» PROBLEM REQUIREMENTS
Every line of the material is to be returned verbatim. Pictures stay out.

____ THE RECORDS

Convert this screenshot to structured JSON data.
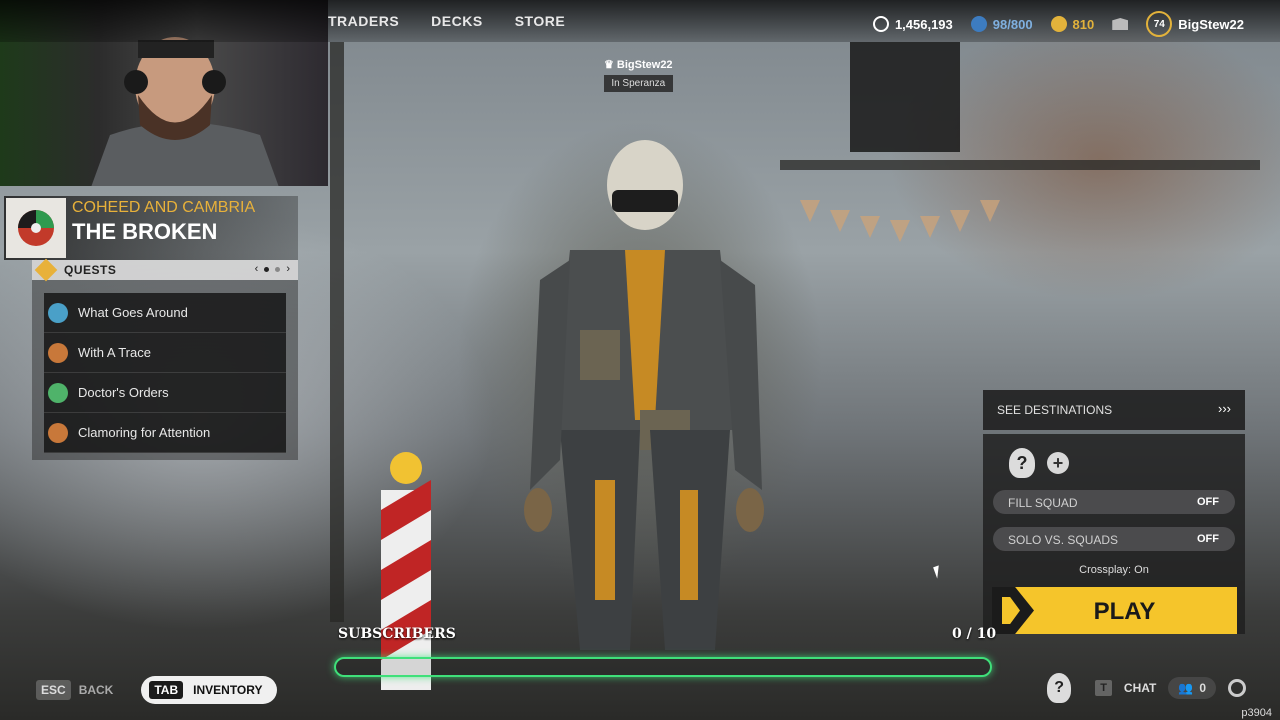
{
  "nav": {
    "items": [
      "TRADERS",
      "DECKS",
      "STORE"
    ]
  },
  "currency": {
    "raider_coins": "1,456,193",
    "blue_slots": "98/800",
    "gold": "810"
  },
  "player": {
    "level": "74",
    "name": "BigStew22"
  },
  "overhead": {
    "name": "BigStew22",
    "location": "In Speranza"
  },
  "song": {
    "artist": "COHEED AND CAMBRIA",
    "title": "THE BROKEN"
  },
  "quests": {
    "header": "QUESTS",
    "items": [
      {
        "label": "What Goes Around",
        "color": "#4aa0c8"
      },
      {
        "label": "With A Trace",
        "color": "#c8783a"
      },
      {
        "label": "Doctor's Orders",
        "color": "#4fb36a"
      },
      {
        "label": "Clamoring for Attention",
        "color": "#c8783a"
      }
    ]
  },
  "panel": {
    "destinations": "SEE DESTINATIONS",
    "fill_squad_label": "FILL SQUAD",
    "fill_squad_value": "OFF",
    "solo_label": "SOLO VS. SQUADS",
    "solo_value": "OFF",
    "crossplay": "Crossplay: On",
    "play": "PLAY"
  },
  "subscribers": {
    "label": "SUBSCRIBERS",
    "count": "0 / 10",
    "progress": 0.0
  },
  "bottom": {
    "esc_key": "ESC",
    "back": "BACK",
    "tab_key": "TAB",
    "inventory": "INVENTORY",
    "chat_key": "T",
    "chat": "CHAT",
    "friends_count": "0",
    "build": "p3904"
  },
  "colors": {
    "accent_yellow": "#f5c52b",
    "progress_green": "#3fe07a"
  }
}
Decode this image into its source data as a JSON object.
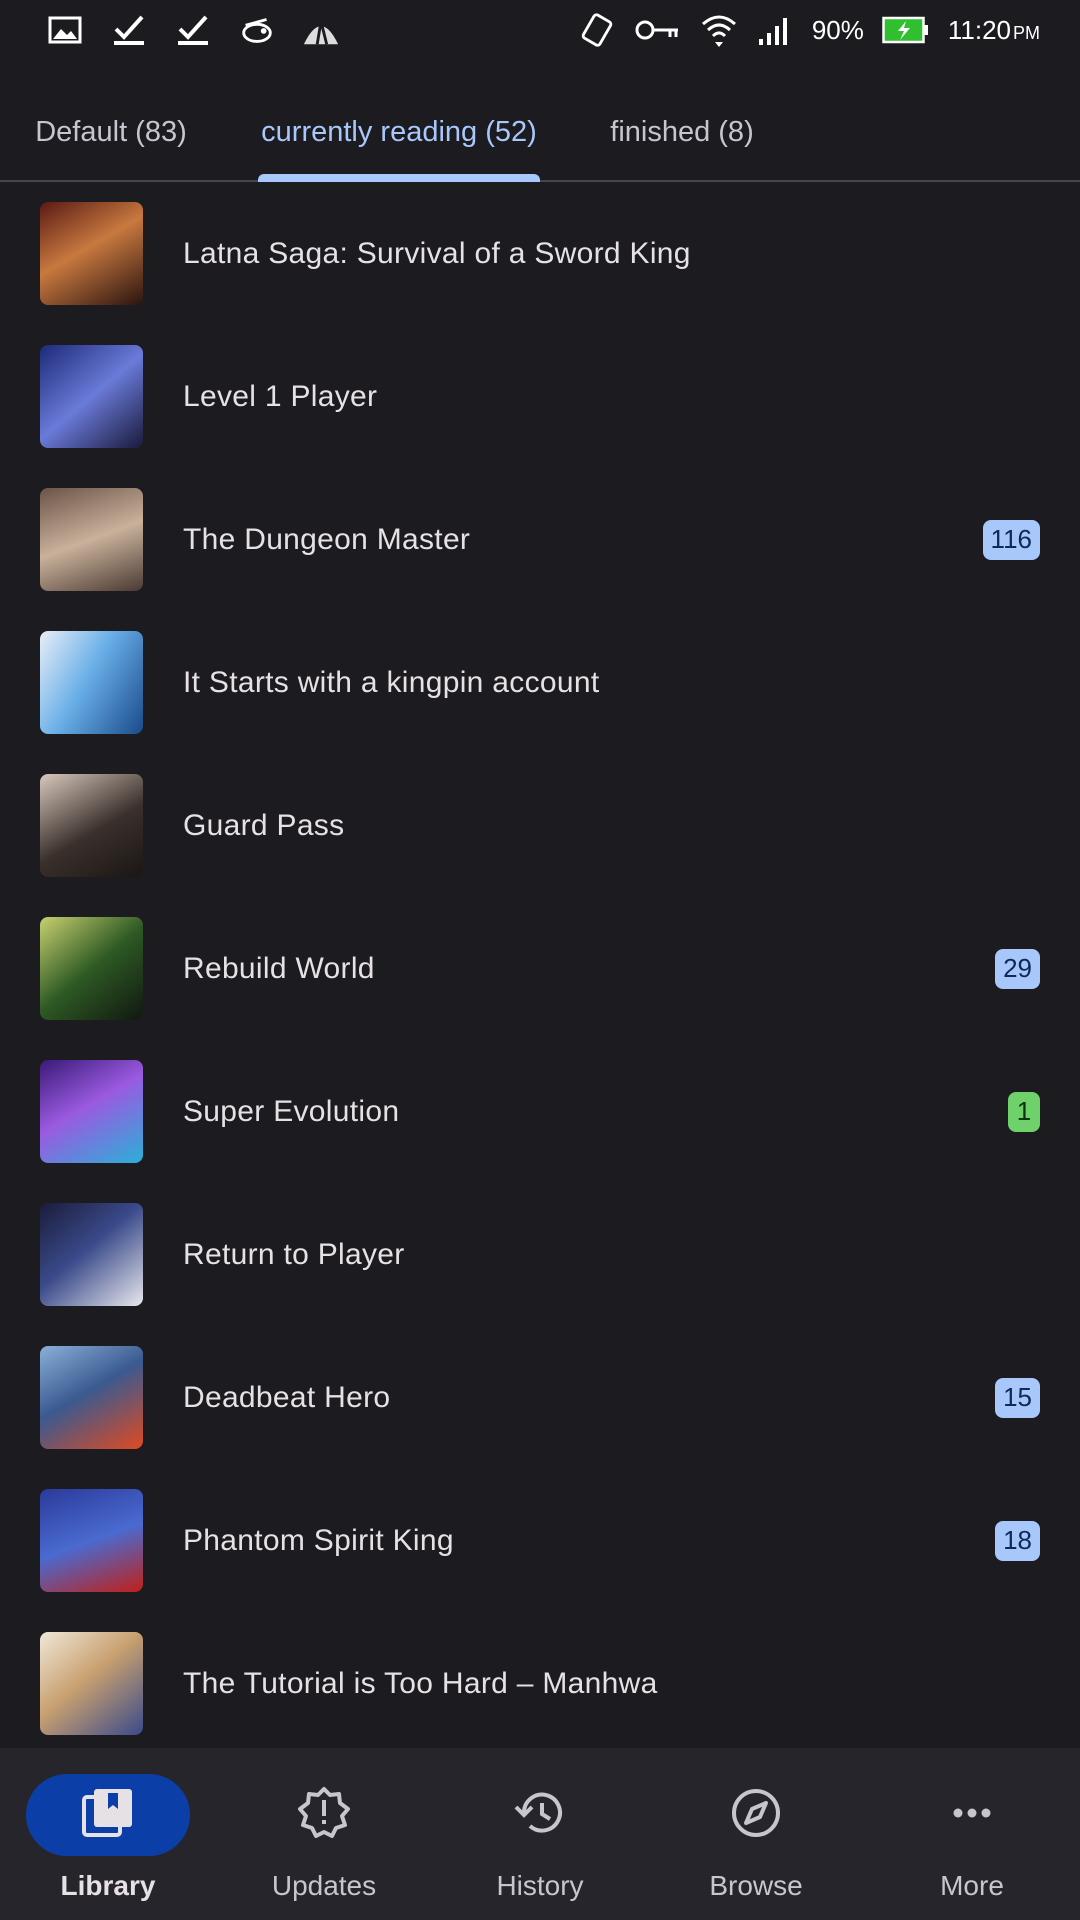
{
  "status_bar": {
    "battery": "90%",
    "time": "11:20",
    "ampm": "PM",
    "left_icons": [
      "image-icon",
      "check-icon",
      "check-icon",
      "bird-icon",
      "mountain-icon"
    ],
    "right_icons": [
      "vibrate-icon",
      "key-icon",
      "wifi-icon",
      "signal-icon",
      "battery-icon"
    ]
  },
  "tabs": [
    {
      "label": "Default (83)",
      "active": false
    },
    {
      "label": "currently reading (52)",
      "active": true
    },
    {
      "label": "finished (8)",
      "active": false
    }
  ],
  "library": {
    "items": [
      {
        "title": "Latna Saga: Survival of a Sword King",
        "badge": ""
      },
      {
        "title": "Level 1 Player",
        "badge": ""
      },
      {
        "title": "The Dungeon Master",
        "badge": "116"
      },
      {
        "title": "It Starts with a kingpin account",
        "badge": ""
      },
      {
        "title": "Guard Pass",
        "badge": ""
      },
      {
        "title": "Rebuild World",
        "badge": "29"
      },
      {
        "title": "Super Evolution",
        "badge": "1"
      },
      {
        "title": "Return to Player",
        "badge": ""
      },
      {
        "title": "Deadbeat Hero",
        "badge": "15"
      },
      {
        "title": "Phantom Spirit King",
        "badge": "18"
      },
      {
        "title": "The Tutorial is Too Hard – Manhwa",
        "badge": ""
      }
    ]
  },
  "bottom_nav": [
    {
      "label": "Library",
      "icon": "library-icon",
      "active": true
    },
    {
      "label": "Updates",
      "icon": "updates-icon",
      "active": false
    },
    {
      "label": "History",
      "icon": "history-icon",
      "active": false
    },
    {
      "label": "Browse",
      "icon": "compass-icon",
      "active": false
    },
    {
      "label": "More",
      "icon": "more-icon",
      "active": false
    }
  ],
  "colors": {
    "background": "#1c1b1f",
    "accent": "#a8c7fa",
    "nav_active": "#0b3fa7",
    "badge_blue": "#a8c7fa",
    "badge_green": "#6ed16a"
  }
}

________

» TASK ANSWER
Convert this screenshot to structured JSON data.
{
  "nav": {
    "items": [
      "TRADERS",
      "DECKS",
      "STORE"
    ]
  },
  "currency": {
    "raider_coins": "1,456,193",
    "blue_slots": "98/800",
    "gold": "810"
  },
  "player": {
    "level": "74",
    "name": "BigStew22"
  },
  "overhead": {
    "name": "BigStew22",
    "location": "In Speranza"
  },
  "song": {
    "artist": "COHEED AND CAMBRIA",
    "title": "THE BROKEN"
  },
  "quests": {
    "header": "QUESTS",
    "items": [
      {
        "label": "What Goes Around",
        "color": "#4aa0c8"
      },
      {
        "label": "With A Trace",
        "color": "#c8783a"
      },
      {
        "label": "Doctor's Orders",
        "color": "#4fb36a"
      },
      {
        "label": "Clamoring for Attention",
        "color": "#c8783a"
      }
    ]
  },
  "panel": {
    "destinations": "SEE DESTINATIONS",
    "fill_squad_label": "FILL SQUAD",
    "fill_squad_value": "OFF",
    "solo_label": "SOLO VS. SQUADS",
    "solo_value": "OFF",
    "crossplay": "Crossplay: On",
    "play": "PLAY"
  },
  "subscribers": {
    "label": "SUBSCRIBERS",
    "count": "0 / 10",
    "progress": 0.0
  },
  "bottom": {
    "esc_key": "ESC",
    "back": "BACK",
    "tab_key": "TAB",
    "inventory": "INVENTORY",
    "chat_key": "T",
    "chat": "CHAT",
    "friends_count": "0",
    "build": "p3904"
  },
  "colors": {
    "accent_yellow": "#f5c52b",
    "progress_green": "#3fe07a"
  }
}
Decode this image into its source data as a JSON object.
{
  "status_bar": {
    "battery": "90%",
    "time": "11:20",
    "ampm": "PM",
    "left_icons": [
      "image-icon",
      "check-icon",
      "check-icon",
      "bird-icon",
      "mountain-icon"
    ],
    "right_icons": [
      "vibrate-icon",
      "key-icon",
      "wifi-icon",
      "signal-icon",
      "battery-icon"
    ]
  },
  "tabs": [
    {
      "label": "Default (83)",
      "active": false
    },
    {
      "label": "currently reading (52)",
      "active": true
    },
    {
      "label": "finished (8)",
      "active": false
    }
  ],
  "library": {
    "items": [
      {
        "title": "Latna Saga: Survival of a Sword King",
        "badge": ""
      },
      {
        "title": "Level 1 Player",
        "badge": ""
      },
      {
        "title": "The Dungeon Master",
        "badge": "116"
      },
      {
        "title": "It Starts with a kingpin account",
        "badge": ""
      },
      {
        "title": "Guard Pass",
        "badge": ""
      },
      {
        "title": "Rebuild World",
        "badge": "29"
      },
      {
        "title": "Super Evolution",
        "badge": "1"
      },
      {
        "title": "Return to Player",
        "badge": ""
      },
      {
        "title": "Deadbeat Hero",
        "badge": "15"
      },
      {
        "title": "Phantom Spirit King",
        "badge": "18"
      },
      {
        "title": "The Tutorial is Too Hard – Manhwa",
        "badge": ""
      }
    ]
  },
  "bottom_nav": [
    {
      "label": "Library",
      "icon": "library-icon",
      "active": true
    },
    {
      "label": "Updates",
      "icon": "updates-icon",
      "active": false
    },
    {
      "label": "History",
      "icon": "history-icon",
      "active": false
    },
    {
      "label": "Browse",
      "icon": "compass-icon",
      "active": false
    },
    {
      "label": "More",
      "icon": "more-icon",
      "active": false
    }
  ],
  "colors": {
    "background": "#1c1b1f",
    "accent": "#a8c7fa",
    "nav_active": "#0b3fa7",
    "badge_blue": "#a8c7fa",
    "badge_green": "#6ed16a"
  }
}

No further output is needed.